About this exercise: Your answer must be an exact copy of the records below, with no pictures in it.

··· Dataset content ···

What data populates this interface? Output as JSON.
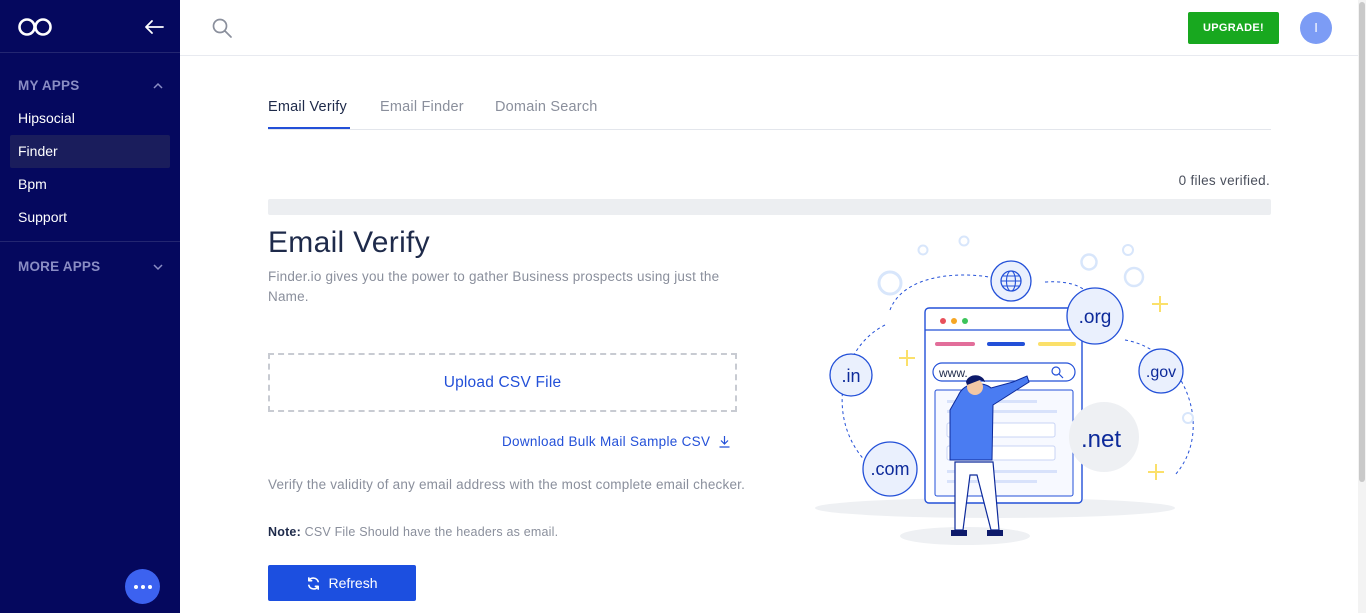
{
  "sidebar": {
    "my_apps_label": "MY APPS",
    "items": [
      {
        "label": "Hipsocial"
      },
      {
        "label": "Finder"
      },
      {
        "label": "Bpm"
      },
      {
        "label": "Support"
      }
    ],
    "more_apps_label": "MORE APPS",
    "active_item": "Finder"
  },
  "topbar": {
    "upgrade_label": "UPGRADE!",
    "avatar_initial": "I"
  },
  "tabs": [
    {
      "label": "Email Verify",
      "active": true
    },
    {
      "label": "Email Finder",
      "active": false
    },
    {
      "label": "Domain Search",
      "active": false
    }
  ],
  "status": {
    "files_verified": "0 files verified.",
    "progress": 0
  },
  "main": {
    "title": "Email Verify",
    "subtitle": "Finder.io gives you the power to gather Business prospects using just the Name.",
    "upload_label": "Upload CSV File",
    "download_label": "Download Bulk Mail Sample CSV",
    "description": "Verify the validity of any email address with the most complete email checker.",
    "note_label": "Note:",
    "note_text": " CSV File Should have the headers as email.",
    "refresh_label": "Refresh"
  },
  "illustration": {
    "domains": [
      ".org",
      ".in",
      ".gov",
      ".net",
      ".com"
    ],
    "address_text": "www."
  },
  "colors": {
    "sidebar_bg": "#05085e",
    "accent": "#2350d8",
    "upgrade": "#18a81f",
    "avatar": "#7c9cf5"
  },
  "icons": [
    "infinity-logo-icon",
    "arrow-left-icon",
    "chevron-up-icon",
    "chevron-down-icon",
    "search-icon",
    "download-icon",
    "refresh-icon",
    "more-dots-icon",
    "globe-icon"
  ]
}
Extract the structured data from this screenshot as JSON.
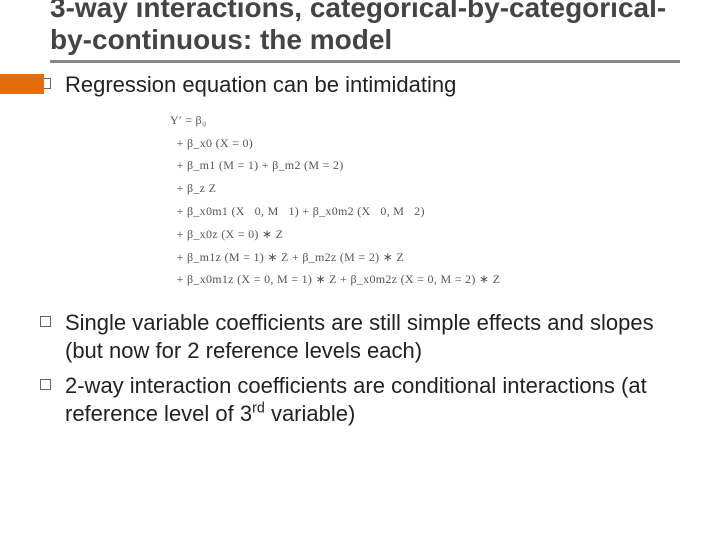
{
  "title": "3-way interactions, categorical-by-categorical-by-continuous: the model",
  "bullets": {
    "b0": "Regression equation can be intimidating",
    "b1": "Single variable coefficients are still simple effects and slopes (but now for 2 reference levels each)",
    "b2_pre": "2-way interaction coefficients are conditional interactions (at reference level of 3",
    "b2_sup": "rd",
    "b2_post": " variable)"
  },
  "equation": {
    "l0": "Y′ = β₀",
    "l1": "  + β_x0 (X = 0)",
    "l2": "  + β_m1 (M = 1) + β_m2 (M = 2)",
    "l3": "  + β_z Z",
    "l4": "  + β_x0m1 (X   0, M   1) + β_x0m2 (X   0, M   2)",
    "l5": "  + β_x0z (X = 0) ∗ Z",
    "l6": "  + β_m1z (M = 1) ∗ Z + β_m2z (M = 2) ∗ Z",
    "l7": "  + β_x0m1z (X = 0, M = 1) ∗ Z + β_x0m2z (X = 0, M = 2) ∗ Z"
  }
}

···

Reply:
What data populates this interface? Output as JSON.
{
  "sidebar": {
    "my_apps_label": "MY APPS",
    "items": [
      {
        "label": "Hipsocial"
      },
      {
        "label": "Finder"
      },
      {
        "label": "Bpm"
      },
      {
        "label": "Support"
      }
    ],
    "more_apps_label": "MORE APPS",
    "active_item": "Finder"
  },
  "topbar": {
    "upgrade_label": "UPGRADE!",
    "avatar_initial": "I"
  },
  "tabs": [
    {
      "label": "Email Verify",
      "active": true
    },
    {
      "label": "Email Finder",
      "active": false
    },
    {
      "label": "Domain Search",
      "active": false
    }
  ],
  "status": {
    "files_verified": "0 files verified.",
    "progress": 0
  },
  "main": {
    "title": "Email Verify",
    "subtitle": "Finder.io gives you the power to gather Business prospects using just the Name.",
    "upload_label": "Upload CSV File",
    "download_label": "Download Bulk Mail Sample CSV",
    "description": "Verify the validity of any email address with the most complete email checker.",
    "note_label": "Note:",
    "note_text": " CSV File Should have the headers as email.",
    "refresh_label": "Refresh"
  },
  "illustration": {
    "domains": [
      ".org",
      ".in",
      ".gov",
      ".net",
      ".com"
    ],
    "address_text": "www."
  },
  "colors": {
    "sidebar_bg": "#05085e",
    "accent": "#2350d8",
    "upgrade": "#18a81f",
    "avatar": "#7c9cf5"
  },
  "icons": [
    "infinity-logo-icon",
    "arrow-left-icon",
    "chevron-up-icon",
    "chevron-down-icon",
    "search-icon",
    "download-icon",
    "refresh-icon",
    "more-dots-icon",
    "globe-icon"
  ]
}
Extract the structured data from this screenshot as JSON.
{
  "title": "3-way interactions, categorical-by-categorical-by-continuous: the model",
  "bullets": {
    "b0": "Regression equation can be intimidating",
    "b1": "Single variable coefficients are still simple effects and slopes (but now for 2 reference levels each)",
    "b2_pre": "2-way interaction coefficients are conditional interactions (at reference level of 3",
    "b2_sup": "rd",
    "b2_post": " variable)"
  },
  "equation": {
    "l0": "Y′ = β₀",
    "l1": "  + β_x0 (X = 0)",
    "l2": "  + β_m1 (M = 1) + β_m2 (M = 2)",
    "l3": "  + β_z Z",
    "l4": "  + β_x0m1 (X   0, M   1) + β_x0m2 (X   0, M   2)",
    "l5": "  + β_x0z (X = 0) ∗ Z",
    "l6": "  + β_m1z (M = 1) ∗ Z + β_m2z (M = 2) ∗ Z",
    "l7": "  + β_x0m1z (X = 0, M = 1) ∗ Z + β_x0m2z (X = 0, M = 2) ∗ Z"
  }
}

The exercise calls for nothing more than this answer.